So, stories matter. They tell us who we are, what we are capable of, that our present human social arrangements might be otherwise. Stories remind us that the current state of things is never an unchangeable fate. When we are nourished primarily on the equivalent of fast-food narratives of human possibility (“it’s every man for himself in a dog-eat-dog world”), our vision and abilities to manifest a greater good are weakened, falling into chronic despair from the failure to actively engage our human potential. As Thoreau says, all too often we live lives of “quiet desperation.” These three books sound an awakening music, reminding us how vitally important naturally brave compassion is in our fearful era. As Solnit articulates her vision of an emergent possible future: “Few speak of paradise now, except as something remote enough to be impossible. The ideal societies we hear of are mostly far away or long ago or both, situated in some primordial society before the Fall or a spiritual kingdom in a remote Himalayan vastness. The implication is that we here and now are far from capable of living such ideals. But what if paradise flashed up among us from time to time—at the worst of times? What if we glimpsed it in the jaws of hell?

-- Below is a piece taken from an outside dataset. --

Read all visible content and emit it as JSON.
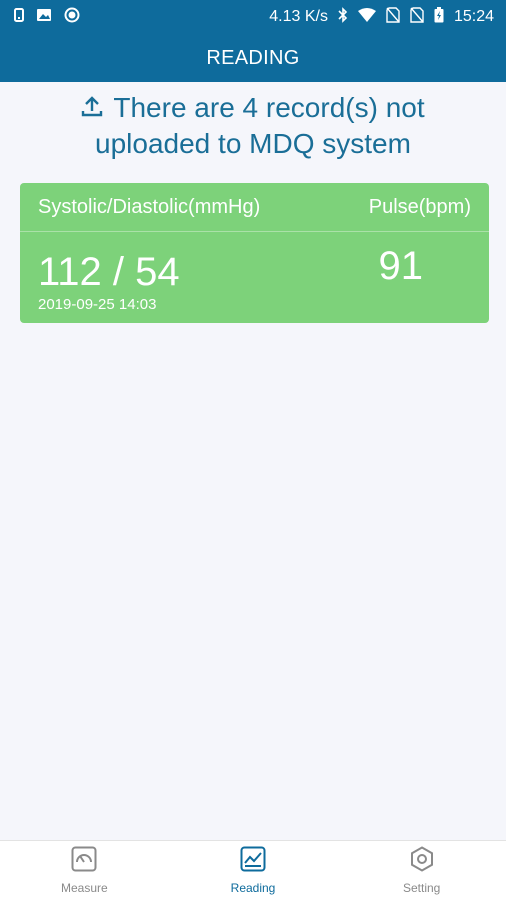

These flashes give us, as the long ago and far away do not, a glimpse of who else we ourselves may be and what else our society could become.”